**What the task asks**
I would like the number of lines in the data that contain the word "text". Please give that number alone.

++++++++++++++++++++

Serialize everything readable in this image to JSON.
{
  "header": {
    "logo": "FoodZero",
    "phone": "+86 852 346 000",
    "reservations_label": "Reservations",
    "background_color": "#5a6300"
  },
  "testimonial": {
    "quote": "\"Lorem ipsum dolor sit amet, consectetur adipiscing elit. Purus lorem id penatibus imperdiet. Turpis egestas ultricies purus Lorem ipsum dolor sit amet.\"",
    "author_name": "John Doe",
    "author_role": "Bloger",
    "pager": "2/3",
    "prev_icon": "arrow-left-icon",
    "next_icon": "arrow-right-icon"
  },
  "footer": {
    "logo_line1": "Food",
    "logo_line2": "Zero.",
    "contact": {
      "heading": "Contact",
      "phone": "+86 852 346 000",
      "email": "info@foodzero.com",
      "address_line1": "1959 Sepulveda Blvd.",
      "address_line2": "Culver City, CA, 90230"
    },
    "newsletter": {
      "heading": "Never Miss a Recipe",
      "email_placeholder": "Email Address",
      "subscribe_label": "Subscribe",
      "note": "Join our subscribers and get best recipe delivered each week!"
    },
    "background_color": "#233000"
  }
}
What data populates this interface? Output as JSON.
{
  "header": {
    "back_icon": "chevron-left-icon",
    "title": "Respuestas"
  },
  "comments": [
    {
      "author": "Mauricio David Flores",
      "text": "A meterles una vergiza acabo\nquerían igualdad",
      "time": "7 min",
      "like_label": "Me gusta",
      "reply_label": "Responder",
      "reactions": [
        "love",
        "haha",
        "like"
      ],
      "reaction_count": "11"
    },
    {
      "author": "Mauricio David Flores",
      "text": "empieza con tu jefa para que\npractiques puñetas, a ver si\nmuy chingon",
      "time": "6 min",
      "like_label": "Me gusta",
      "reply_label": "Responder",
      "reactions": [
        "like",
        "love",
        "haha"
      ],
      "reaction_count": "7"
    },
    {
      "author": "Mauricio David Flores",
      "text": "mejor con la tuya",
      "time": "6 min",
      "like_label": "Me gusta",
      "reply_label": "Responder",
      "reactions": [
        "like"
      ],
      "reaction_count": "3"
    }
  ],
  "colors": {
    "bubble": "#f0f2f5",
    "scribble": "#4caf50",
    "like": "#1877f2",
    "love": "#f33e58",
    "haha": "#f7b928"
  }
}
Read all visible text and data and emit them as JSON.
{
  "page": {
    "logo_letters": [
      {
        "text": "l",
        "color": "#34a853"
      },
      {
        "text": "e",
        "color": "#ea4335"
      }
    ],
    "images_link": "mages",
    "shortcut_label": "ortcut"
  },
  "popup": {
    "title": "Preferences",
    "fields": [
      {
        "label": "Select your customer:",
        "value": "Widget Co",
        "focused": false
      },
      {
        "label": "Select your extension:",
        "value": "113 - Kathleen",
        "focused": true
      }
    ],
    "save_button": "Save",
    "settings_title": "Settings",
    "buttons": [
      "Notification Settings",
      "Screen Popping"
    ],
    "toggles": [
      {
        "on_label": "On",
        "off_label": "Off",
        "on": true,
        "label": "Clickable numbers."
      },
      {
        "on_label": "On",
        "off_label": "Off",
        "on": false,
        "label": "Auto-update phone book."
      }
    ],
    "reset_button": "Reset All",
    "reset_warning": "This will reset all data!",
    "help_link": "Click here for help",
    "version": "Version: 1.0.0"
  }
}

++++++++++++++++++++

**Your solution**
6